What are the different considerations that go into shooting an ensemble-supporting role, like in Adventureland versus a lead role?
I don’t know. I don’t usually think of it like that. I've always loved character work. When I was younger, I considered myself a character actor, but I didn’t get those parts a lot of the time. When they come along in a movie like Adventureland, I try to jump at them usually, if it’s a good film. That’s just it though, if it’s a good movie, I don’t really care if I’m a big role or a small role.
You were just a kid in the ’80s when this movie is set. Did you have any special like favorite movies or music from the ’80s?
For me, I loved Say Anything. That was a huge movie for me when I was a kid. I think for a lot of guys my age, it was. You always have that moment where you picture yourself with a ghetto blaster over your head and blasting it out for the one you love. In reality, you’d be arrested for doing that. But I love that movie. I was a huge fan of Being There, but I don’t know if that was an ’80s movie or not. It’s such an indelible decade — the ’90s was this vaguely forgettable decade, style wise. It’s more of a hodgepodge of the previous three decades. So the ’80s really had this je ne sais quois unto itself that is always fun to explore.
Are you still auditioning or are people hiring you based on the fact that they want Ryan Reynolds in their film?
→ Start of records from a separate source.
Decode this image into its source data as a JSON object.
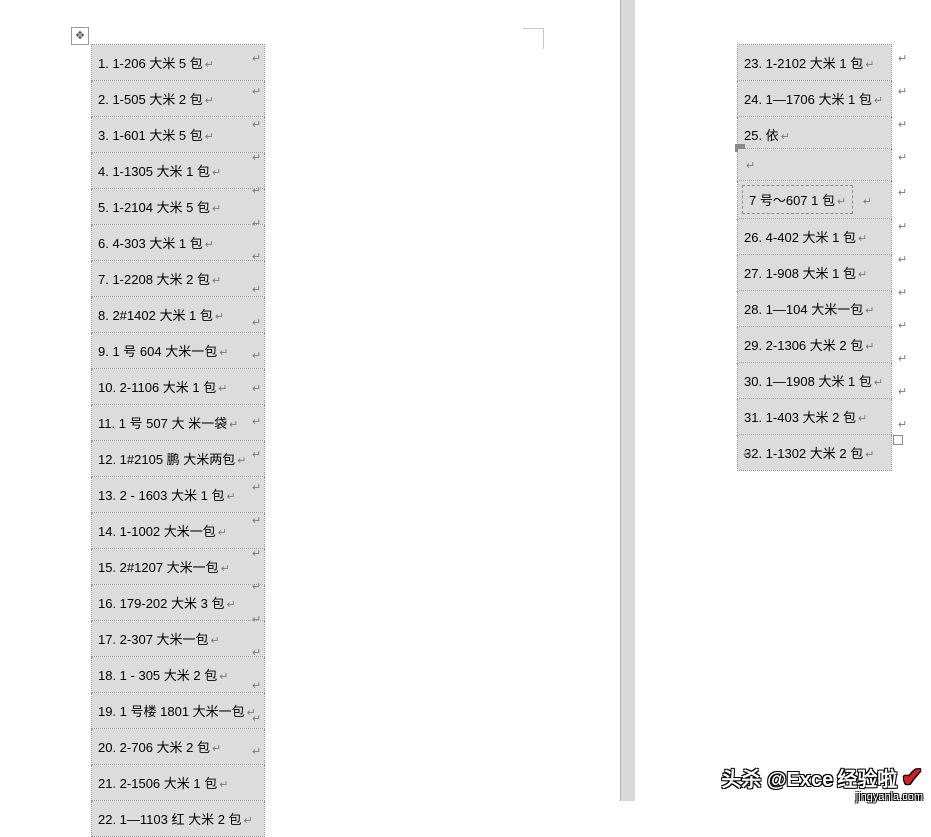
{
  "left_table": {
    "rows": [
      "1. 1-206  大米 5 包",
      "2. 1-505  大米 2 包",
      "3. 1-601  大米 5 包",
      "4. 1-1305  大米 1 包",
      "5. 1-2104  大米 5 包",
      "6. 4-303  大米  1 包",
      "7. 1-2208  大米 2 包",
      "8. 2#1402  大米 1 包",
      "9. 1 号 604  大米一包",
      "10. 2-1106  大米 1 包",
      "11. 1 号 507  大 米一袋",
      "12. 1#2105 鹏  大米两包",
      "13. 2 - 1603  大米 1 包",
      "14. 1-1002  大米一包",
      "15. 2#1207  大米一包",
      "16. 179-202  大米 3 包",
      "17. 2-307    大米一包",
      "18. 1 - 305  大米 2 包",
      "19. 1 号楼 1801  大米一包",
      "20. 2-706  大米 2 包",
      "21. 2-1506  大米 1 包",
      "22. 1—1103 红  大米 2 包"
    ]
  },
  "right_table": {
    "rows_top": [
      "23. 1-2102 大米 1 包",
      "24. 1—1706 大米 1 包",
      "25. 依"
    ],
    "special_row": "7 号～607 1 包",
    "rows_bottom": [
      "26. 4-402  大米 1 包",
      "27. 1-908 大米 1 包",
      "28. 1—104  大米一包",
      "29. 2-1306  大米 2 包",
      "30. 1—1908  大米 1 包",
      "31. 1-403  大米 2 包",
      "32. 1-1302  大米 2 包"
    ]
  },
  "watermark": {
    "main1": "头杀 @Exce",
    "main2": "经验啦",
    "sub": "jingyanla.com"
  }
}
Truthfully, I haven't auditioned in a long, long time, but it’s never outside the realm of possibility. I mean if you want a film and they don’t want you, sometimes you have to go fight for it. Sometimes that ends up just being a meeting really, just sitting down with them and just saying here is my vision for it and here is why I really love it. But for the most part, I think filmmakers gravitate towards people that are excited – as excited as they are about the film and as passionate about it. So sometimes going after it isn't so much a function of auditioning as it is just sitting down with the filmmaker.
Do you ever make choices based on wanting to avoid being be typecast?
Not usually, no. I've never had a movie that I was the star of that made a billion dollars at the box office. Maybe things change for people when that happens. Maybe suddenly you're sort of pushed in that direction a lot more, but in a way, I've been lucky because of that. I can do a bunch of different stuff.
Having worked with Sandra Bullock now in The Proposal after knowing for so long, did you learn anything new about her?
She has an ability to compress an enormous amount of emotion and information in a single look. I think that’s the magic of her. I used to think it was because she was the girl next door or she’s America’s sweetheart or any of that crap – but no, it’s the fact that she’s got some sort of weird, bizarre supernatural gift that I’m deeply envious of and would love to have some day. We've been friends for a long time, but we haven't been up in each other’s grill for 15 hours a day for three months. So thankfully, that all worked out well and she didn’t stick her three-legged dogs on me.